Segment Start: Exercise materials
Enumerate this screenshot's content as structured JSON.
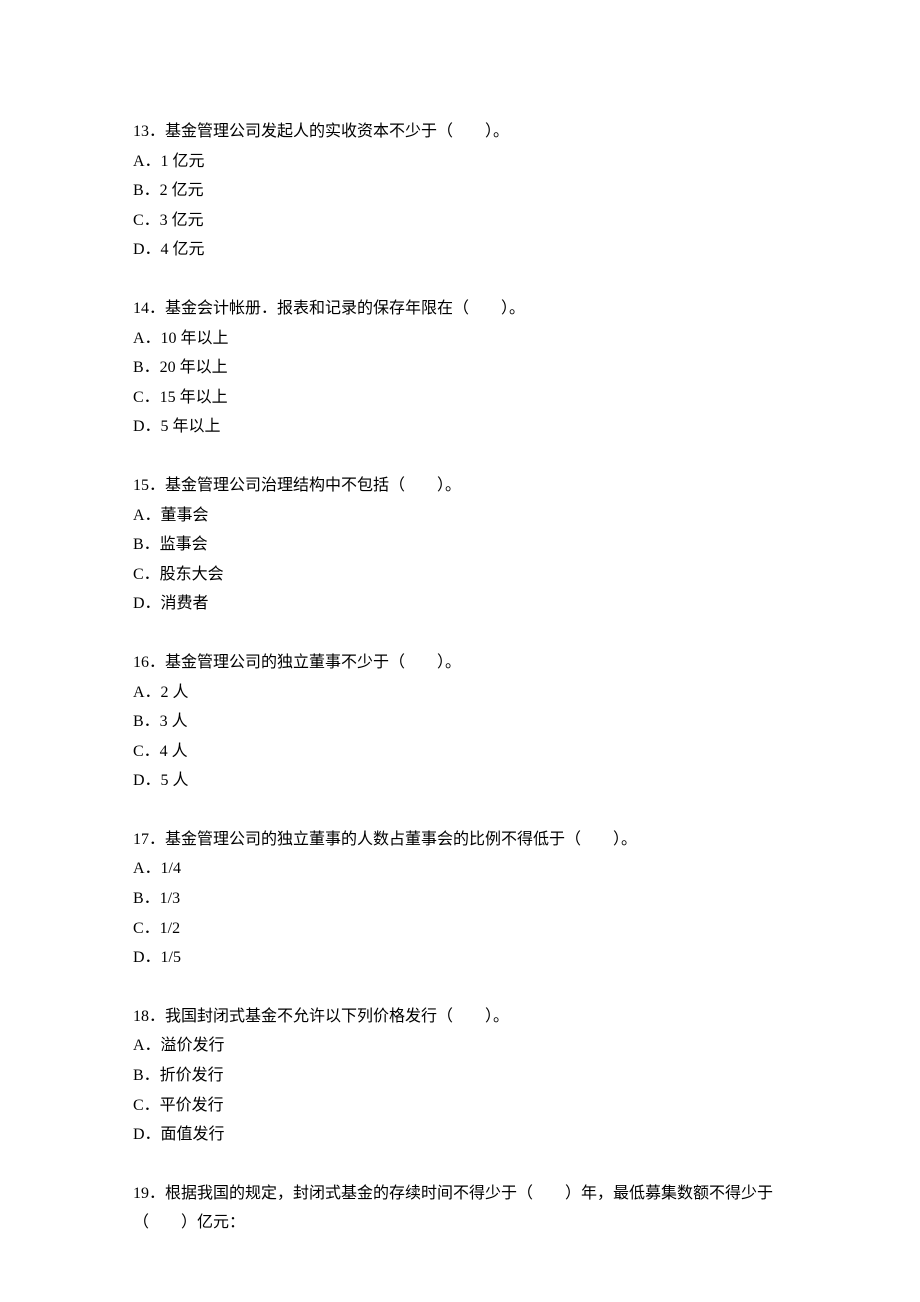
{
  "questions": [
    {
      "number": "13",
      "text": "．基金管理公司发起人的实收资本不少于（　　）。",
      "options": [
        "A．1 亿元",
        "B．2 亿元",
        "C．3 亿元",
        "D．4 亿元"
      ]
    },
    {
      "number": "14",
      "text": "．基金会计帐册．报表和记录的保存年限在（　　）。",
      "options": [
        "A．10 年以上",
        "B．20 年以上",
        "C．15 年以上",
        "D．5 年以上"
      ]
    },
    {
      "number": "15",
      "text": "．基金管理公司治理结构中不包括（　　）。",
      "options": [
        "A．董事会",
        "B．监事会",
        "C．股东大会",
        "D．消费者"
      ]
    },
    {
      "number": "16",
      "text": "．基金管理公司的独立董事不少于（　　）。",
      "options": [
        "A．2 人",
        "B．3 人",
        "C．4 人",
        "D．5 人"
      ]
    },
    {
      "number": "17",
      "text": "．基金管理公司的独立董事的人数占董事会的比例不得低于（　　）。",
      "options": [
        "A．1/4",
        "B．1/3",
        "C．1/2",
        "D．1/5"
      ]
    },
    {
      "number": "18",
      "text": "．我国封闭式基金不允许以下列价格发行（　　）。",
      "options": [
        "A．溢价发行",
        "B．折价发行",
        "C．平价发行",
        "D．面值发行"
      ]
    },
    {
      "number": "19",
      "text": "．根据我国的规定，封闭式基金的存续时间不得少于（　　）年，最低募集数额不得少于（　　）亿元：",
      "options": []
    }
  ]
}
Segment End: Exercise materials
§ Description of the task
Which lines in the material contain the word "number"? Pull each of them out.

§ Answer
      "number": "13",
      "number": "14",
      "number": "15",
      "number": "16",
      "number": "17",
      "number": "18",
      "number": "19",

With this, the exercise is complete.